> Assignment:
Scan the records below for the word "xmlns". Copy each line where it appears.

---*---

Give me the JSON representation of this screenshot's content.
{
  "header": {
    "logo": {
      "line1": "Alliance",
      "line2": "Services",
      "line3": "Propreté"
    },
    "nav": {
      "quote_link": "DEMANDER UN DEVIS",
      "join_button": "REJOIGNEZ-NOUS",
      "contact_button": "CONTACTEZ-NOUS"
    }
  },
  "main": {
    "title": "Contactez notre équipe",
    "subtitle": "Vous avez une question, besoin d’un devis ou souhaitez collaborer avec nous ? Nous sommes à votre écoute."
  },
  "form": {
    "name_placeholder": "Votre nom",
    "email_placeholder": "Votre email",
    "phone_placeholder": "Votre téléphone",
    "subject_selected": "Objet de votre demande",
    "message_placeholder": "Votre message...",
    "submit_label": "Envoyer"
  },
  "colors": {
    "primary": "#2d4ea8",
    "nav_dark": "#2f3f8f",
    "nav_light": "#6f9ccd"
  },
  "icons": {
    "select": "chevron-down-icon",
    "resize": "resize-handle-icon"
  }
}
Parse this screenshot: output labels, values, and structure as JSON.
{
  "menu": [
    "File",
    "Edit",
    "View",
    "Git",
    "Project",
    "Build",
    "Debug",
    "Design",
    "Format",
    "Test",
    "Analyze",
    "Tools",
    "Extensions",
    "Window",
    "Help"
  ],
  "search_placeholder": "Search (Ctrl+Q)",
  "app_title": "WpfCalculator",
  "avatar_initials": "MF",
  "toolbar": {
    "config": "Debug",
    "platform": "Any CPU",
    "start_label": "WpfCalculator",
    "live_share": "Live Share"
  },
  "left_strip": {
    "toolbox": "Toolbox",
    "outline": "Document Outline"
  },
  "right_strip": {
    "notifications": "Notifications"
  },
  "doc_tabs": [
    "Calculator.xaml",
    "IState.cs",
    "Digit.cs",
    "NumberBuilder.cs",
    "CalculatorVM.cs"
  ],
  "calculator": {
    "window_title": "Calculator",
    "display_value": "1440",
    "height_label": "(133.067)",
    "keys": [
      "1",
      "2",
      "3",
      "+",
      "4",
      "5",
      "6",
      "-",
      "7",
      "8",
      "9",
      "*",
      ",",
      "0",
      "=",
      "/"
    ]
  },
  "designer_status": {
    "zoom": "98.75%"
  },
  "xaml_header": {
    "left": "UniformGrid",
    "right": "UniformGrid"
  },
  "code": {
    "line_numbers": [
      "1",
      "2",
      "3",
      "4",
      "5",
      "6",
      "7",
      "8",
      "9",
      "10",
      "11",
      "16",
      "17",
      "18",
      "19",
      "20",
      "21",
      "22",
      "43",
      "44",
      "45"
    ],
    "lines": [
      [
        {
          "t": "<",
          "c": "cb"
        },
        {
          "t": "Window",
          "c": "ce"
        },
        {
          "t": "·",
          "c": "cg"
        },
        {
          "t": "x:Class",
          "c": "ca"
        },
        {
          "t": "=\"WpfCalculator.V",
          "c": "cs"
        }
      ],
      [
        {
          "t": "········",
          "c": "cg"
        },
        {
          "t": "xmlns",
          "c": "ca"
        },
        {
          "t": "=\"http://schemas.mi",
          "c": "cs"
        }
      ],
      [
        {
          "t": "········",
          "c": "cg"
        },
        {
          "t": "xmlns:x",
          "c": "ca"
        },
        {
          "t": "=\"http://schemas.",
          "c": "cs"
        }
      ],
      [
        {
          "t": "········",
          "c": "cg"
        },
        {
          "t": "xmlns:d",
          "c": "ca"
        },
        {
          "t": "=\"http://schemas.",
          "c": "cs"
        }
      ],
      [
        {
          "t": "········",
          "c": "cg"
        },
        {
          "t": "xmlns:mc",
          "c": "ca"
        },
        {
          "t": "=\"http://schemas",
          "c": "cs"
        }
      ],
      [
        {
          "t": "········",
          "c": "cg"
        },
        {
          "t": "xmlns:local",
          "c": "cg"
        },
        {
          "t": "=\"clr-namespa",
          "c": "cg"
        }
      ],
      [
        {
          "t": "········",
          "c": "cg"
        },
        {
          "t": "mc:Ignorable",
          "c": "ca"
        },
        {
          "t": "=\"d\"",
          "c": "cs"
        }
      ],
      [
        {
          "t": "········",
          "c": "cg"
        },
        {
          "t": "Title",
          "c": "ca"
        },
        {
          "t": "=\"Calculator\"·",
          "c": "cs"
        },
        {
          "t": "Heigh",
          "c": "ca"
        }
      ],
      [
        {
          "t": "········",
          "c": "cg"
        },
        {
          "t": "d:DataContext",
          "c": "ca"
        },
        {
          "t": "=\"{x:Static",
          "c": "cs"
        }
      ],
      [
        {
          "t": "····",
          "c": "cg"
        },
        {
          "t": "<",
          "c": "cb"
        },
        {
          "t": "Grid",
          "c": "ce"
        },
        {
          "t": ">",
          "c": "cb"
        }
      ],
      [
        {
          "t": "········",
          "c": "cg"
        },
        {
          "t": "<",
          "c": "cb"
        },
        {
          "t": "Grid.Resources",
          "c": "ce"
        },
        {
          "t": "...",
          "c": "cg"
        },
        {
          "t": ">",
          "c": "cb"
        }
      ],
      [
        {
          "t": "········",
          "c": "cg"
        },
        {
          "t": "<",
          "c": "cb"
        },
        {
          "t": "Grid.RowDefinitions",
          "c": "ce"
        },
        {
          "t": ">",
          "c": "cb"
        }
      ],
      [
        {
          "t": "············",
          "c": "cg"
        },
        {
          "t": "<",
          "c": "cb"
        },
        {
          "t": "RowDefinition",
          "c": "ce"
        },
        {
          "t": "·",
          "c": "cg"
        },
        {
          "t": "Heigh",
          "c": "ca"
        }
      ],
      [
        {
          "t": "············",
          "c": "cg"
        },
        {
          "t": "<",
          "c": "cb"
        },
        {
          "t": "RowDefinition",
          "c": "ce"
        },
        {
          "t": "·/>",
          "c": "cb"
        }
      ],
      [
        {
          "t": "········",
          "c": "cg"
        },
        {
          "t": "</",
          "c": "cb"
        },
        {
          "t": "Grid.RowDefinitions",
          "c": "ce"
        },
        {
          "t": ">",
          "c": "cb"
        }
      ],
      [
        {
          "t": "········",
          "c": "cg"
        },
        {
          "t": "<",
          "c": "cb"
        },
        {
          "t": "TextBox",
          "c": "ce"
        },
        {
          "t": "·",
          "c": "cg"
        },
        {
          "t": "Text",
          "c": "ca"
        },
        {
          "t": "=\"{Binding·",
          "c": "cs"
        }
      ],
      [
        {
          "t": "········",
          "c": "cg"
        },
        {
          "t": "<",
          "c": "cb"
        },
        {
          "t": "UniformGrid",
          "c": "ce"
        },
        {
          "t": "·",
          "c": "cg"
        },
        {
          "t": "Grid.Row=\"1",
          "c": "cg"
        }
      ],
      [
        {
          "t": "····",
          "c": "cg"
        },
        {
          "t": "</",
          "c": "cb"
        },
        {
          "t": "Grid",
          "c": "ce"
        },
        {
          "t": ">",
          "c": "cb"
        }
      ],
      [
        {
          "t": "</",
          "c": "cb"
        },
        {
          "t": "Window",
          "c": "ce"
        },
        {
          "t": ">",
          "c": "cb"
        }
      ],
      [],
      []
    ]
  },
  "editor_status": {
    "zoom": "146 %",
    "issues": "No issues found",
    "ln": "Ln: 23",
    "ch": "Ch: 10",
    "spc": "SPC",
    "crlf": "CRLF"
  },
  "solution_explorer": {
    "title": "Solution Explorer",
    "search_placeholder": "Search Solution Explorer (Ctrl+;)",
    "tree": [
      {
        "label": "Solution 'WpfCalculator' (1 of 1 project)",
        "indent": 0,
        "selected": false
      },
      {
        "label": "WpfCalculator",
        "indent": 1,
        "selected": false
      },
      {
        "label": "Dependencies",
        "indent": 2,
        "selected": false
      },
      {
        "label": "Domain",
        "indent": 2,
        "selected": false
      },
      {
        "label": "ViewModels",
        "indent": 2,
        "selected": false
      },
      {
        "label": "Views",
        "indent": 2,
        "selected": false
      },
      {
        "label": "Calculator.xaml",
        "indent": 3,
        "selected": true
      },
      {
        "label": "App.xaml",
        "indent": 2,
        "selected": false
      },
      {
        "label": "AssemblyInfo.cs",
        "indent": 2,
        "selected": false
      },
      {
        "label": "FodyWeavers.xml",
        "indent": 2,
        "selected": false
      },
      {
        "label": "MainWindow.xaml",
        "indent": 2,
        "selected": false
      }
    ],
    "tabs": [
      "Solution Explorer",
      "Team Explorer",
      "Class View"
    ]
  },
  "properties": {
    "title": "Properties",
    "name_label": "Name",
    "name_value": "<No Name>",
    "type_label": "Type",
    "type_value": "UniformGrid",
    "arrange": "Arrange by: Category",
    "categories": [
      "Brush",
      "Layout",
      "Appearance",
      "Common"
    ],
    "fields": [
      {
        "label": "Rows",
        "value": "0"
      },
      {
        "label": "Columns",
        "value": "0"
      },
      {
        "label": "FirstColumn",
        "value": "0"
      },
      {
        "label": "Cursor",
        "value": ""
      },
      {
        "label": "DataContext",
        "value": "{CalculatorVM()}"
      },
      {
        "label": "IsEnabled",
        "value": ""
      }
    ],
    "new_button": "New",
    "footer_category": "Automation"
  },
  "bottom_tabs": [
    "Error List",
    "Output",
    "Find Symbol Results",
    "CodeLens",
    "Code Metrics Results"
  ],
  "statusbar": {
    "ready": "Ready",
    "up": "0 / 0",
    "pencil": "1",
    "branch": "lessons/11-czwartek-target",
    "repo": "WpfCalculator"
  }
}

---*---

> Task solution:
          "t": "xmlns",
          "t": "xmlns:x",
          "t": "xmlns:d",
          "t": "xmlns:mc",
          "t": "xmlns:local",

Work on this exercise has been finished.